Another Derby-related treat is served in local restaurants and sold in specialty food stores: Derby Pie™. Yes, you can trademark a pie. Kern’s Kitchen of Louisville invented the pie decades ago, and their recipe is still secret (though we can confidently say that pie crust and nuts are involved). Only those serving the real thing are allowed to use the name "Derby Pie" on menus. So when you see desserts with names like "Famous Horserace Pie" or "Bluegrass Pie" on restaurant menus, it means they're serving their own version of this Bluegrass classic.

Another Derby taste you may want to try while you're in Kentucky is the mint julep. "The very dream of drinks," as 19th century Lexington lawyer and literary stylist J. Soule Smith called it, is a mixture of shaved ice, Kentucky bourbon, sugar, water and fresh mint.

The mint julep has been a Derby tradition for years, but despite Smith's contention that one "who has not tasted one has lived in vain," some modern day drinkers consider the mint julep better talked about than enjoyed.

If you want to try one in your own kitchen, be warned: despite its minimal ingredients, a proper julep takes time and patience to make. Here's a recipe from a famous Bluegrass hostess Anita Madden:

First, make a mint syrup. Bruise (crush with the hands) a "whole handful" of mint leaves and combine them with 1/3 cup sugar and 1 cup water. Boil for five minutes, then strain. You should end up with about 2 tablespoons of mint syrup. Pour the mint syrup into your glass (preferably a sterling silver julep cup), Add 1 1/2 to 2 ounces of bourbon and mix. Now fill the cup with crushed ice. Rub fresh mint around the rim of the cup and garnish with fresh mint dipped in powdered sugar.

Mint Julep cocktail in an antique, silver cocktail glass sits on a silver platter with fresh sprigs of mint in the drink and on the wooden table.

The drink requires fresh mint, so Kentuckians drink this specialty primarily in the spring and summer.
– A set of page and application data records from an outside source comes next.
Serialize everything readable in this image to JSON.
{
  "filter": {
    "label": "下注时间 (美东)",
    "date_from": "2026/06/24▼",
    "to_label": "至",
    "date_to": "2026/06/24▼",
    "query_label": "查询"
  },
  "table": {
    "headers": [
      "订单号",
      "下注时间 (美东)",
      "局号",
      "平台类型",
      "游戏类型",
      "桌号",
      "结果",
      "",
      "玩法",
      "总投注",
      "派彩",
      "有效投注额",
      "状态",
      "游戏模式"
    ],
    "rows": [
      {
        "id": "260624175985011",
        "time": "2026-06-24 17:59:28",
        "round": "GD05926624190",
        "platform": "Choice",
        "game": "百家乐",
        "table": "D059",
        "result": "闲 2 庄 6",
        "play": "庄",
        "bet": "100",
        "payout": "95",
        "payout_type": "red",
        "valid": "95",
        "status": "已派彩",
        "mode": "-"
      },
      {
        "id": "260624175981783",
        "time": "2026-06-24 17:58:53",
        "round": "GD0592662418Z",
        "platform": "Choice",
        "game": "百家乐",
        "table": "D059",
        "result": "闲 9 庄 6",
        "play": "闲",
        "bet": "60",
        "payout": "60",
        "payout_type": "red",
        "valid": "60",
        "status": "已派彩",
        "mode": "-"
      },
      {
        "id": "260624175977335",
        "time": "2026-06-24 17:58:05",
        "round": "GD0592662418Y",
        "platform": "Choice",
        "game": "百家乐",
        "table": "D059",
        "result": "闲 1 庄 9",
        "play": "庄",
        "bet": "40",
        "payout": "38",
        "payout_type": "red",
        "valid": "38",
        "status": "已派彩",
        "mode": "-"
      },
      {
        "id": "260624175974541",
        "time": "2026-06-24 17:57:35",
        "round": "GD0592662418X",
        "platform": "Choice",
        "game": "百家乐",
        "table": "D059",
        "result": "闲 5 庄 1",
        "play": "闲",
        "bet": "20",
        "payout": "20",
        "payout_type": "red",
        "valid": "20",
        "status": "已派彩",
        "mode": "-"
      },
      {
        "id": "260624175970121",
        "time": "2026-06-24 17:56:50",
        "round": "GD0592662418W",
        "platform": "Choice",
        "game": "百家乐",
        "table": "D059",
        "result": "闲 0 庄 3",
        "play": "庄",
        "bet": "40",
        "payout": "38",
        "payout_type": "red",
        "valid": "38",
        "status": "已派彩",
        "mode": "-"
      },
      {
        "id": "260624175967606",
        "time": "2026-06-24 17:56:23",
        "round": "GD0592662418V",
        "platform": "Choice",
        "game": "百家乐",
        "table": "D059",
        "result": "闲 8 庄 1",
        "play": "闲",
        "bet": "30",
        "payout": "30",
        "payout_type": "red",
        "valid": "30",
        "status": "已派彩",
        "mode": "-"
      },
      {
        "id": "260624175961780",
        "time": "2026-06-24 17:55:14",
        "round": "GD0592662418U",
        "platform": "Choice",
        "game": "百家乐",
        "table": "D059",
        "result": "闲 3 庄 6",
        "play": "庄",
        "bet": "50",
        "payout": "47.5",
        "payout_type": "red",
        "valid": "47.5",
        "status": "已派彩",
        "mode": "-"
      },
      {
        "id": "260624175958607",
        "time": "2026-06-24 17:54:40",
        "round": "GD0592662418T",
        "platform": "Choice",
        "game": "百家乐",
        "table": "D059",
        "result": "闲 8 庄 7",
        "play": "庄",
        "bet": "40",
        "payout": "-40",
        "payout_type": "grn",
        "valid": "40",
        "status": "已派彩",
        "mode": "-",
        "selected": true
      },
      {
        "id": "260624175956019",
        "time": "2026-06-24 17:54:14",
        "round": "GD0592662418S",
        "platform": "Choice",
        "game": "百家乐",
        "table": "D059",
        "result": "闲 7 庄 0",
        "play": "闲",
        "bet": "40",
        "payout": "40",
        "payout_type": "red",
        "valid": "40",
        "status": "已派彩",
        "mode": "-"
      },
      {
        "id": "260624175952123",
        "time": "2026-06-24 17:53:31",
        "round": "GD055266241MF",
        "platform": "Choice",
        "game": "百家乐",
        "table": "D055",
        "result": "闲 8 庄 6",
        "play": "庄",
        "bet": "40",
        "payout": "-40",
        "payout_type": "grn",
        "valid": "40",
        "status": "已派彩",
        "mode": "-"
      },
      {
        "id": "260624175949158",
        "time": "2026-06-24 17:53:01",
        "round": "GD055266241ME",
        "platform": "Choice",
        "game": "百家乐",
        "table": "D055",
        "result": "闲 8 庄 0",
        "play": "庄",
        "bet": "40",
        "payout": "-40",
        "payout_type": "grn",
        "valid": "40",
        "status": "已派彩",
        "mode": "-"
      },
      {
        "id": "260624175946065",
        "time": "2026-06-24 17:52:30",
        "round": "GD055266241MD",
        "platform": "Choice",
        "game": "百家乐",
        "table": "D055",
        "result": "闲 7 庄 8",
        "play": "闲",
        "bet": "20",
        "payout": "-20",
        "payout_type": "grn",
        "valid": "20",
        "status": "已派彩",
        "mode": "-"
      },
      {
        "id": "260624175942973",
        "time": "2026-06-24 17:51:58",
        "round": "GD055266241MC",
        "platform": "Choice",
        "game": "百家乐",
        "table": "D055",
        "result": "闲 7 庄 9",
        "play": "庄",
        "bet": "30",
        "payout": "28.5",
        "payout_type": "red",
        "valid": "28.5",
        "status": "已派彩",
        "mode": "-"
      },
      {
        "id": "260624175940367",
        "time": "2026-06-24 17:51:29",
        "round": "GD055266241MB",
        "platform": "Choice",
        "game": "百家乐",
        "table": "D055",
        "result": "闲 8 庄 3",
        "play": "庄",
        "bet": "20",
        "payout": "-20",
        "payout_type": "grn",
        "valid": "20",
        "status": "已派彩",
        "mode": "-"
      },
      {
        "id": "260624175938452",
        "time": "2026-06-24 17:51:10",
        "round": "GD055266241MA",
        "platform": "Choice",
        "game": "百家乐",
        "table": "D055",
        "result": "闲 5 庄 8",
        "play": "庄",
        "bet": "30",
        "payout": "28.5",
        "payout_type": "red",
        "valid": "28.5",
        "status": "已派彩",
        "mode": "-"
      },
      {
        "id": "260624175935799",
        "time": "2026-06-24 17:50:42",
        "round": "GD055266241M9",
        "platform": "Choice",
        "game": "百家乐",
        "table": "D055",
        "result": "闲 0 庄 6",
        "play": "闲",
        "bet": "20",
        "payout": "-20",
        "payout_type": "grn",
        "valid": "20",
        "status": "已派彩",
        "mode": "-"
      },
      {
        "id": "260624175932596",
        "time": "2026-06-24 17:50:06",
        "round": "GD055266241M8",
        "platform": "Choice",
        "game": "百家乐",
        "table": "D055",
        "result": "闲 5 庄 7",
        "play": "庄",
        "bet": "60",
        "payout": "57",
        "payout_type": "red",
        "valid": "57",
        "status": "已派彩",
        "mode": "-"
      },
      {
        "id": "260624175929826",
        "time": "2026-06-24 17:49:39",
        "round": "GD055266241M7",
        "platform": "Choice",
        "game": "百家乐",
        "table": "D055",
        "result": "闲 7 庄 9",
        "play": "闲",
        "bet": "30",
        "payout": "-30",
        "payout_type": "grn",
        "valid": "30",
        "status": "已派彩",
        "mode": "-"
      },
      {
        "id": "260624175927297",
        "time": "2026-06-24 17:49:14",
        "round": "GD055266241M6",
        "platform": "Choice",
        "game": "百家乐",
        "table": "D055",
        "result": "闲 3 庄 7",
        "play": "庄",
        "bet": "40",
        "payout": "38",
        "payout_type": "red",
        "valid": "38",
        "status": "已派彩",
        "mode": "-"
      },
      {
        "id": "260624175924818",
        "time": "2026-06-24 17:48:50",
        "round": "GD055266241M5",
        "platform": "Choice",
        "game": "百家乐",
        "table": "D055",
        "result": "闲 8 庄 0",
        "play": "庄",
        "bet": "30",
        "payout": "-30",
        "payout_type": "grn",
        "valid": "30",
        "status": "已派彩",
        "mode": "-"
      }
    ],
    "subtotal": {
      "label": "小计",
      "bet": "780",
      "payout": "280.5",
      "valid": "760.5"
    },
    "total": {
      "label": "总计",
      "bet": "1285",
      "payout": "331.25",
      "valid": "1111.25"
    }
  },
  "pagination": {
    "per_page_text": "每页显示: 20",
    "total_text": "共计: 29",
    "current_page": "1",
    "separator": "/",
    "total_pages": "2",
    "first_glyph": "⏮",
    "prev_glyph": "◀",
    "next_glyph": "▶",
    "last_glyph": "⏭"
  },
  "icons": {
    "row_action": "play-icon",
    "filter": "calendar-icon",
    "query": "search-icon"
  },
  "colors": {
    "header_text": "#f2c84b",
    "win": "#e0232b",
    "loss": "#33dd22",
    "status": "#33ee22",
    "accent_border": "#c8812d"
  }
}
Kentucky distillers Buffalo Trace and Makers Mark bottle ready-to-drink mint julep beverages, available at local liquor stores.

If you’d prefer to leave the mixing to someone else, you can find mint juleps offered at many Lexington restaurants and bars at Derby time. Try Dudley's on Short, 259 W. Short Street, or Merrick Inn, 1074 Merrick Drive, both favorite hangouts of the horsey set.

Bluegrass Note: Derby goers often agonize over what to wear, but leading stables around the world look to Lexington's Silks Unlimited to create their jockey silks. Each stable's jacket and cap features its unique and registered combination of design and colors. Not actually silk, these one-size-fits-all outfits are available in nylon, a nylon-satin blend, and the latest wrinkle in Derby fashion: aerodynamic fits and fabrics.

Bring Home a Unique Souvenir

In the Bluegrass, there are entire shops devoted to horse-related items. Name it, and you can find it with a horse on it. Gift shops at the Kentucky Horse Park and Keeneland offer everything from decor and accessories to clothing, or you can stop in at the Lexington Visitor Center at 215 West Main for something featuring our own famous blue Big Lex.

Each year, Churchill Downs issues an official Kentucky Derby glass. At the track these are sold with the mint julep, the traditional pre-Derby cocktail. You'll find the current year's glass and other "official" souvenirs in Lexington gift shops around Derby time.

Derby glasses from past years, by the way, are quite collectible, as are silver and silver plate mint julep cups. Check out local antique malls and shops for these and other mementos from Derbies past.